Resolving cases before legal expenses pile up certainly isn’t a novel corporate strategy. But over the past decade, few companies have pushed settlements for product liability claims as aggressively and systematically as Toro. The $1.5 billion business uses a slick, highly choreographed approach that includes nonthreatening paralegals, experienced settlement counsel, and mediators familiar with Toro’s preference for early case resolution. The program has been in place since 1991, and Toro says it will have saved $100 million in litigation costs by mid-2005.
“Toro is the pioneer of the aggressive settlement strategy,” says Taysen Van Itallie, an associate general counsel at Johnson & Johnson. Five years ago, J&J began incorporating Toro’s “settlement-first” methods into its own litigation approach, in an effort to save legal costs.
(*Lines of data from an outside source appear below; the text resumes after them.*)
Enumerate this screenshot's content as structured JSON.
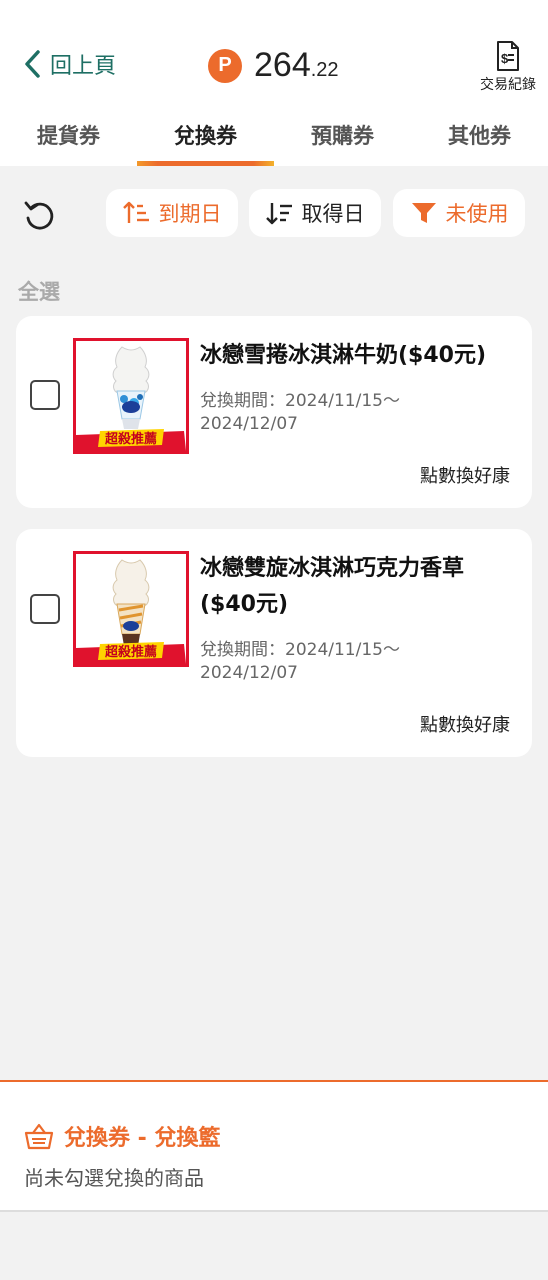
{
  "header": {
    "back_label": "回上頁",
    "points_badge": "P",
    "points_integer": "264",
    "points_decimal": ".22",
    "transactions_label": "交易紀錄"
  },
  "tabs": [
    {
      "label": "提貨券",
      "active": false
    },
    {
      "label": "兌換券",
      "active": true
    },
    {
      "label": "預購券",
      "active": false
    },
    {
      "label": "其他券",
      "active": false
    }
  ],
  "toolbar": {
    "sort_expire_label": "到期日",
    "sort_obtain_label": "取得日",
    "filter_label": "未使用"
  },
  "list": {
    "select_all_label": "全選",
    "items": [
      {
        "name": "冰戀雪捲冰淇淋牛奶($40元)",
        "period_line1": "兌換期間：2024/11/15～",
        "period_line2": "2024/12/07",
        "action_label": "點數換好康",
        "badge": "超殺推薦",
        "checked": false
      },
      {
        "name": "冰戀雙旋冰淇淋巧克力香草($40元)",
        "period_line1": "兌換期間：2024/11/15～",
        "period_line2": "2024/12/07",
        "action_label": "點數換好康",
        "badge": "超殺推薦",
        "checked": false
      }
    ]
  },
  "basket": {
    "title": "兌換券 - 兌換籃",
    "empty_text": "尚未勾選兌換的商品"
  },
  "colors": {
    "accent": "#ec6b2c",
    "back_link": "#1e6f64",
    "badge_red": "#e0122d",
    "background": "#f2f2f2"
  }
}
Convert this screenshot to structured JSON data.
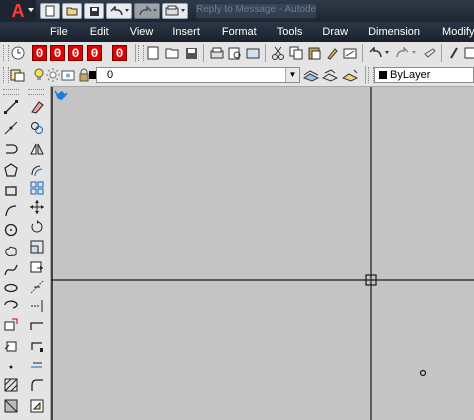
{
  "app": {
    "logo_letter": "A",
    "title_text": "Reply to Message - Autodesk"
  },
  "quick_access": [
    {
      "name": "new-icon",
      "glyph": "▭"
    },
    {
      "name": "open-icon",
      "glyph": "📂"
    },
    {
      "name": "save-icon",
      "glyph": "💾"
    },
    {
      "name": "undo-icon",
      "glyph": "↶"
    },
    {
      "name": "redo-icon",
      "glyph": "↷"
    },
    {
      "name": "plot-icon",
      "glyph": "🖶"
    }
  ],
  "menu": [
    "File",
    "Edit",
    "View",
    "Insert",
    "Format",
    "Tools",
    "Draw",
    "Dimension",
    "Modify"
  ],
  "counter": {
    "digits": [
      "0",
      "0",
      "0",
      "0",
      "0"
    ],
    "color": "#e20000"
  },
  "layer": {
    "current": "0",
    "color_swatch": "#000000"
  },
  "properties": {
    "color_value": "ByLayer"
  },
  "colors": {
    "titlebar": "#1d2530",
    "accent_red": "#e20000",
    "canvas": "#c4c4c4",
    "crosshair": "#1a1a1a"
  }
}
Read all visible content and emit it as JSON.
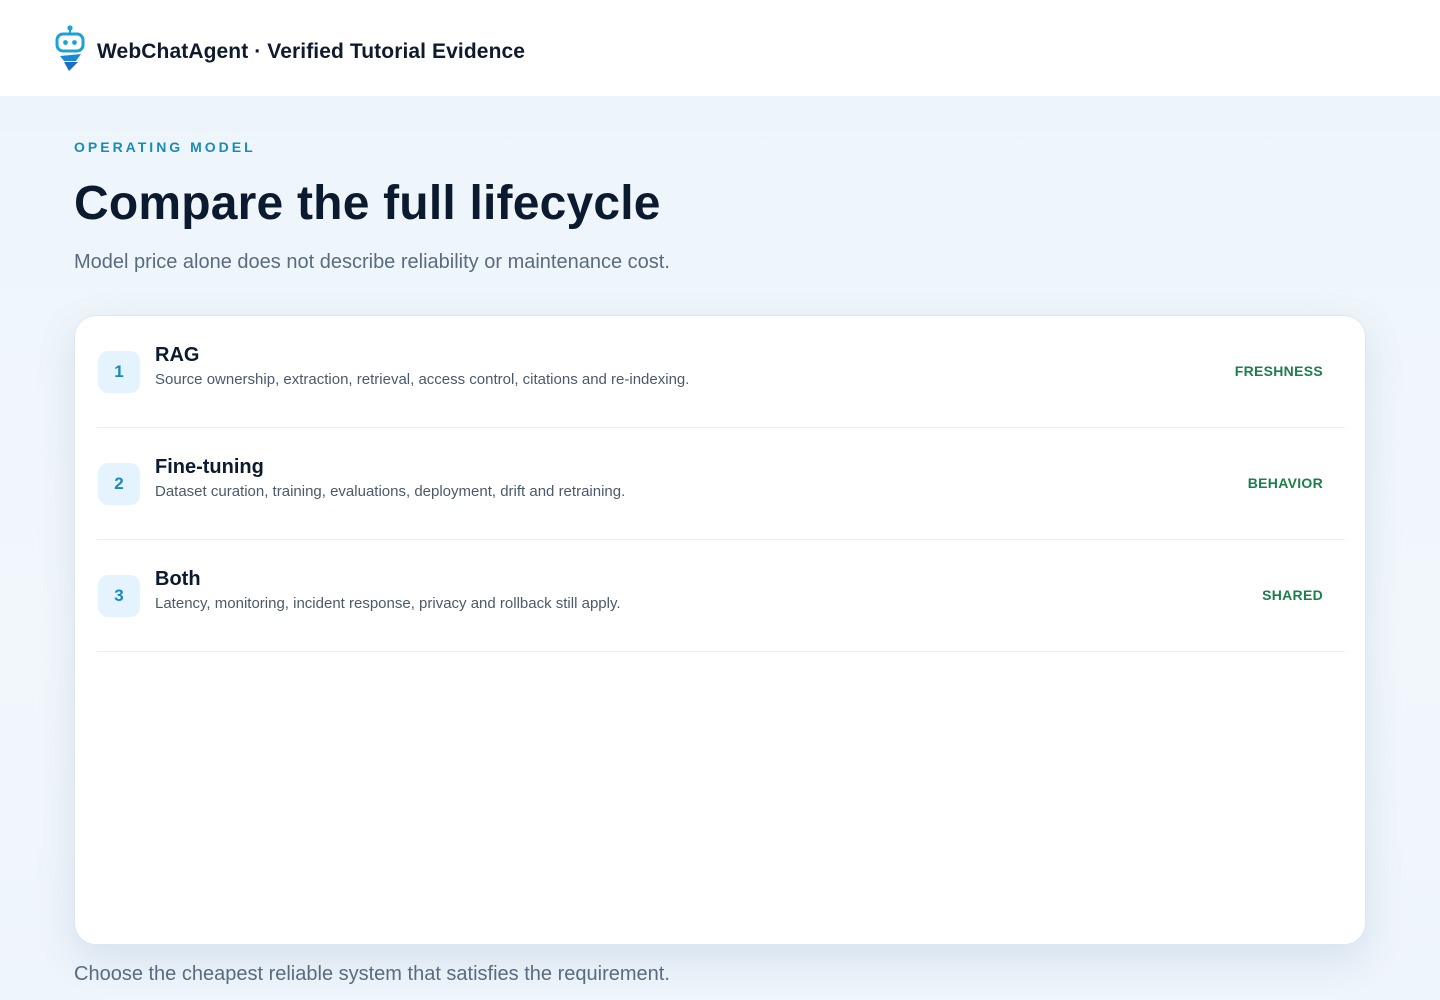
{
  "header": {
    "brand": "WebChatAgent · Verified Tutorial Evidence",
    "logo_icon": "robot-icon",
    "accent_color": "#1aa3d6"
  },
  "hero": {
    "eyebrow": "OPERATING MODEL",
    "title": "Compare the full lifecycle",
    "subtitle": "Model price alone does not describe reliability or maintenance cost."
  },
  "comparison": {
    "rows": [
      {
        "number": "1",
        "title": "RAG",
        "description": "Source ownership, extraction, retrieval, access control, citations and re-indexing.",
        "tag": "FRESHNESS"
      },
      {
        "number": "2",
        "title": "Fine-tuning",
        "description": "Dataset curation, training, evaluations, deployment, drift and retraining.",
        "tag": "BEHAVIOR"
      },
      {
        "number": "3",
        "title": "Both",
        "description": "Latency, monitoring, incident response, privacy and rollback still apply.",
        "tag": "SHARED"
      }
    ],
    "tag_color": "#1b7f4a",
    "number_color": "#1a8bb8"
  },
  "footer": {
    "note": "Choose the cheapest reliable system that satisfies the requirement."
  }
}
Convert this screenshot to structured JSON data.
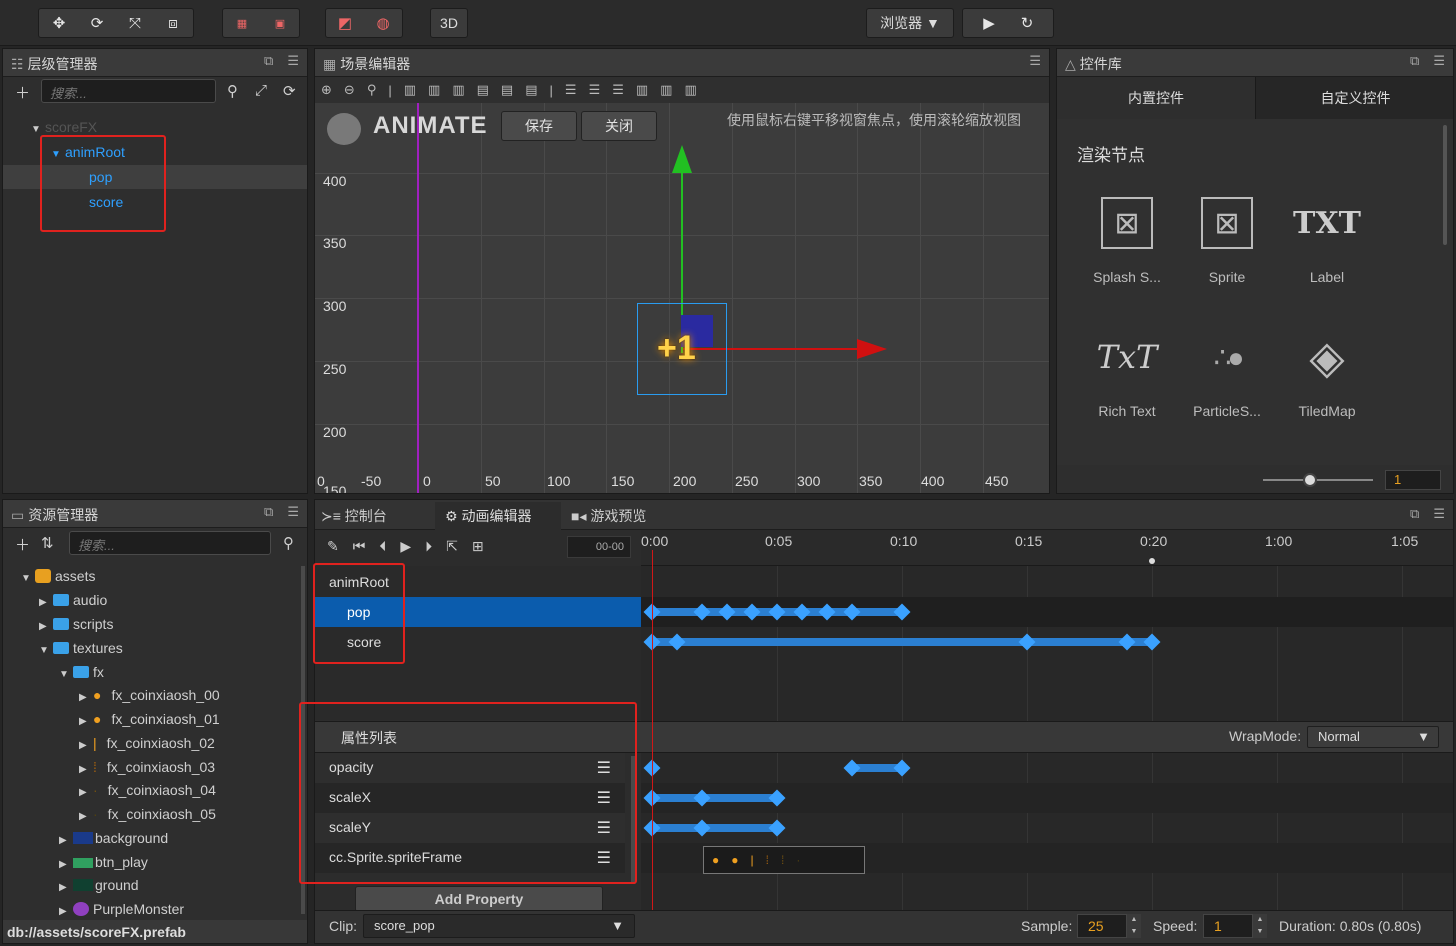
{
  "toolbar": {
    "tools": [
      "move-icon",
      "rotate-icon",
      "scale-icon",
      "rect-icon"
    ],
    "mode_3d": "3D",
    "browser_label": "浏览器 ▼",
    "play_icon": "play-icon",
    "refresh_icon": "refresh-icon"
  },
  "hierarchy": {
    "title": "层级管理器",
    "search_placeholder": "搜索...",
    "nodes": [
      {
        "label": "scoreFX"
      },
      {
        "label": "animRoot"
      },
      {
        "label": "pop"
      },
      {
        "label": "score"
      }
    ]
  },
  "scene": {
    "title": "场景编辑器",
    "animate_label": "ANIMATE",
    "save_label": "保存",
    "close_label": "关闭",
    "hint": "使用鼠标右键平移视窗焦点，使用滚轮缩放视图",
    "y_ticks": [
      "400",
      "350",
      "300",
      "250",
      "200",
      "150"
    ],
    "x_ticks": [
      "0",
      "-50",
      "0",
      "50",
      "100",
      "150",
      "200",
      "250",
      "300",
      "350",
      "400",
      "450"
    ],
    "sprite_text": "+1"
  },
  "library": {
    "title": "控件库",
    "tab_builtin": "内置控件",
    "tab_custom": "自定义控件",
    "section": "渲染节点",
    "widgets": [
      {
        "label": "Splash S..."
      },
      {
        "label": "Sprite"
      },
      {
        "label": "Label"
      },
      {
        "label": "Rich Text"
      },
      {
        "label": "ParticleS..."
      },
      {
        "label": "TiledMap"
      }
    ],
    "label_icon_text": "TXT",
    "richtext_icon_text": "TxT",
    "zoom_value": "1"
  },
  "assets": {
    "title": "资源管理器",
    "search_placeholder": "搜索...",
    "items": [
      {
        "label": "assets"
      },
      {
        "label": "audio"
      },
      {
        "label": "scripts"
      },
      {
        "label": "textures"
      },
      {
        "label": "fx"
      },
      {
        "label": "fx_coinxiaosh_00"
      },
      {
        "label": "fx_coinxiaosh_01"
      },
      {
        "label": "fx_coinxiaosh_02"
      },
      {
        "label": "fx_coinxiaosh_03"
      },
      {
        "label": "fx_coinxiaosh_04"
      },
      {
        "label": "fx_coinxiaosh_05"
      },
      {
        "label": "background"
      },
      {
        "label": "btn_play"
      },
      {
        "label": "ground"
      },
      {
        "label": "PurpleMonster"
      }
    ],
    "status_path": "db://assets/scoreFX.prefab"
  },
  "bottom_tabs": {
    "console": "控制台",
    "animation": "动画编辑器",
    "preview": "游戏预览"
  },
  "animation": {
    "time_display": "00-00",
    "ruler": [
      "0:00",
      "0:05",
      "0:10",
      "0:15",
      "0:20",
      "1:00",
      "1:05"
    ],
    "nodes": [
      {
        "label": "animRoot"
      },
      {
        "label": "pop"
      },
      {
        "label": "score"
      }
    ],
    "props_header": "属性列表",
    "wrapmode_label": "WrapMode:",
    "wrapmode_value": "Normal",
    "properties": [
      {
        "label": "opacity"
      },
      {
        "label": "scaleX"
      },
      {
        "label": "scaleY"
      },
      {
        "label": "cc.Sprite.spriteFrame"
      }
    ],
    "add_property": "Add Property",
    "clip_label": "Clip:",
    "clip_value": "score_pop",
    "sample_label": "Sample:",
    "sample_value": "25",
    "speed_label": "Speed:",
    "speed_value": "1",
    "duration": "Duration: 0.80s (0.80s)"
  },
  "colors": {
    "accent": "#2ea0ff",
    "keyframe": "#3aa1ff",
    "highlight": "#e0221e"
  }
}
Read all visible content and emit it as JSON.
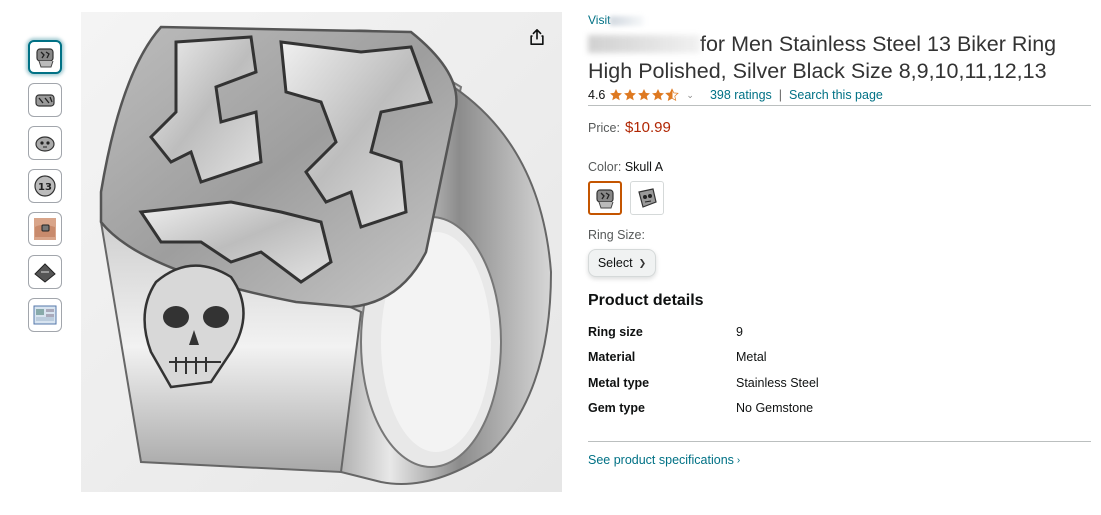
{
  "thumbnails": [
    {
      "name": "thumb-skull-a-ring",
      "active": true
    },
    {
      "name": "thumb-ring-side"
    },
    {
      "name": "thumb-ring-skull"
    },
    {
      "name": "thumb-ring-13"
    },
    {
      "name": "thumb-ring-on-hand"
    },
    {
      "name": "thumb-ring-box"
    },
    {
      "name": "thumb-size-chart"
    }
  ],
  "product": {
    "visit_text": "Visit",
    "title_visible": "for Men Stainless Steel 13 Biker Ring High Polished, Silver Black Size 8,9,10,11,12,13",
    "rating": "4.6",
    "stars_rating": 4.6,
    "ratings_link": "398 ratings",
    "search_link": "Search this page",
    "separator": "|",
    "price_label": "Price:",
    "price_value": "$10.99",
    "color_label": "Color:",
    "color_value": "Skull A",
    "ring_size_label": "Ring Size:",
    "select_label": "Select"
  },
  "details": {
    "heading": "Product details",
    "rows": [
      {
        "key": "Ring size",
        "value": "9"
      },
      {
        "key": "Material",
        "value": "Metal"
      },
      {
        "key": "Metal type",
        "value": "Stainless Steel"
      },
      {
        "key": "Gem type",
        "value": "No Gemstone"
      }
    ],
    "spec_link": "See product specifications"
  },
  "colors": {
    "link": "#007185",
    "price": "#b12704",
    "star": "#de7921",
    "swatch_selected": "#c45500"
  }
}
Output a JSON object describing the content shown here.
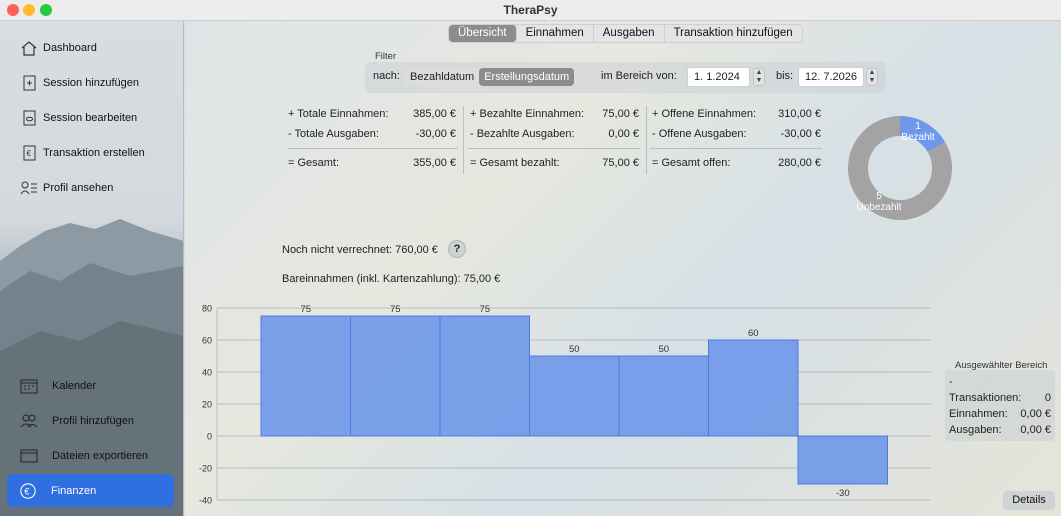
{
  "window": {
    "title": "TheraPsy"
  },
  "sidebar": {
    "items": [
      {
        "label": "Dashboard",
        "icon": "house-icon"
      },
      {
        "label": "Session hinzufügen",
        "icon": "document-add-icon"
      },
      {
        "label": "Session bearbeiten",
        "icon": "document-edit-icon"
      },
      {
        "label": "Transaktion erstellen",
        "icon": "euro-document-icon"
      },
      {
        "label": "Profil ansehen",
        "icon": "person-list-icon"
      }
    ],
    "lower_items": [
      {
        "label": "Kalender",
        "icon": "calendar-icon"
      },
      {
        "label": "Profil hinzufügen",
        "icon": "people-icon"
      },
      {
        "label": "Dateien exportieren",
        "icon": "window-icon"
      }
    ],
    "active_item": {
      "label": "Finanzen",
      "icon": "euro-circle-icon"
    }
  },
  "tabs": [
    "Übersicht",
    "Einnahmen",
    "Ausgaben",
    "Transaktion hinzufügen"
  ],
  "filter": {
    "label": "Filter",
    "nach_label": "nach:",
    "options": [
      "Bezahldatum",
      "Erstellungsdatum"
    ],
    "selected": "Erstellungsdatum",
    "range_label": "im Bereich von:",
    "from_date": "1.  1.2024",
    "to_label": "bis:",
    "to_date": "12.  7.2026"
  },
  "summary": {
    "total": [
      {
        "label": "+ Totale Einnahmen:",
        "value": "385,00 €"
      },
      {
        "label": "- Totale Ausgaben:",
        "value": "-30,00 €"
      },
      {
        "label": "= Gesamt:",
        "value": "355,00 €"
      }
    ],
    "paid": [
      {
        "label": "+ Bezahlte Einnahmen:",
        "value": "75,00 €"
      },
      {
        "label": "- Bezahlte Ausgaben:",
        "value": "0,00 €"
      },
      {
        "label": "= Gesamt bezahlt:",
        "value": "75,00 €"
      }
    ],
    "open": [
      {
        "label": "+ Offene Einnahmen:",
        "value": "310,00 €"
      },
      {
        "label": "- Offene Ausgaben:",
        "value": "-30,00 €"
      },
      {
        "label": "= Gesamt offen:",
        "value": "280,00 €"
      }
    ]
  },
  "donut": {
    "segments": [
      {
        "count": "1",
        "label": "Bezahlt",
        "value": 1,
        "color": "#6f98ea"
      },
      {
        "count": "5",
        "label": "Unbezahlt",
        "value": 5,
        "color": "#a3a3a3"
      }
    ]
  },
  "notes": {
    "not_billed": "Noch nicht verrechnet: 760,00 €",
    "help": "?",
    "cash": "Bareinnahmen (inkl. Kartenzahlung): 75,00 €"
  },
  "chart_data": {
    "type": "bar",
    "values": [
      75,
      75,
      75,
      50,
      50,
      60,
      -30
    ],
    "value_labels": [
      "75",
      "75",
      "75",
      "50",
      "50",
      "60",
      "-30"
    ],
    "y_ticks": [
      "80",
      "60",
      "40",
      "20",
      "0",
      "-20",
      "-40"
    ],
    "ylim": [
      -40,
      80
    ],
    "grid": true,
    "bar_color": "#6f98ea"
  },
  "selection": {
    "title": "Ausgewählter Bereich",
    "range": "-",
    "transactions_label": "Transaktionen:",
    "transactions_value": "0",
    "income_label": "Einnahmen:",
    "income_value": "0,00 €",
    "expense_label": "Ausgaben:",
    "expense_value": "0,00 €"
  },
  "details_button": "Details"
}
Toro has cut the cost of handling each claim it receives by some $80,000, from $115,000 to only $35,000 ?a figure that includes lawyers’ fees, verdicts, and payouts ?according to “product integrity manager” Andrew Byers. The head of Toro’s settlement program, Byers boasts that his company hasn’t “set foot in a courtroom” on a product liability claim since 1994.
Toro’s program has a few loyal followers. J&J, E.I. du Pont de Nemours and Company, Georgia-Pacific Corporation, and General Electric Company have adopted settlement-friendly litigation programs, that are, in part, based on the Toro model. According to Elpidio “P.D.” Villarreal, GE’s counsel of litigation and litigation policy, “A company that’s still pushing everything to trial is suffering from a serious lack of imagination. Litigation heads stuck in that mind-set should be ashamed of themselves.”
But given that Toro’s program has been around long enough to show significant cost savings, why haven’t more companies, especially Toro’s competitors, adopted a mass settlement strategy? Toro’s rivals refuse to disclose similar per-case statistics, which makes it difficult to compare the company’s program with more litigious approaches. But lawyers at other equipment manufacturers offer a variety of reasons, some logistical, others more philosophical, as to why they haven’t adopted Toro’s approach. They say that, as a practical matter, such a strategy wouldn’t work because most of their cases involve many defendants with complex fact patterns. For instance, when Cummins, Inc., a Columbus, Indiana ?based engine manufacturer, gets sued over an alleged malfunction, “we often see a whole slew of codefendants and a whole bunch of finger-pointing,” says Marya Rose, the company’s general counsel. “You can’t just run out and settle.”
Other chief legal officers simply don’t want to be seen as an easy mark for plaintiffs and their lawyers ?and insist on backing up their products, whatever the cost. “If you make products that you feel are well made and safe, your instinct is to stand behind them when others attack them,” says James Buda, the general counsel at Peoria, Illinois ?based Caterpillar Inc.
Toro’s Byers scoffs at the idea that an aggressive settlement policy creates a “soft target” for enterprising plaintiffs lawyers. He says that from 1986 to 1991, the five years prior to the start of its settlement approach, Toro received 640 injury-related claims. From 1991 to 1996 and from 1996 to 2001, that number actually declined, to 536 and 404, respectively. “Look, you can stand on principle all you want, but we’ve saved millions handling claims this way,” says Byers.
Still, some observers worry about the ethical implications of meeting with victims before they have lawyers, especially in the aftermath of a disfiguring accident. “I can’t imagine that the plaintiffs are truly getting what they deserve,” says Laura Nader, a professor of law and anthropology at the University of California, Berkeley.
Nader, who has written scholarly articles on the unfairness that can result when parties settle disputes, says, “The [Toro] plaintiffs are giving up one of their most fundamental rights ?the right to our court system.” But Stephen Gillers, a legal ethics expert at New York University School of Law, retorts, “These plaintiffs are free to walk away at any time; they’re not getting [coerced] into anything.”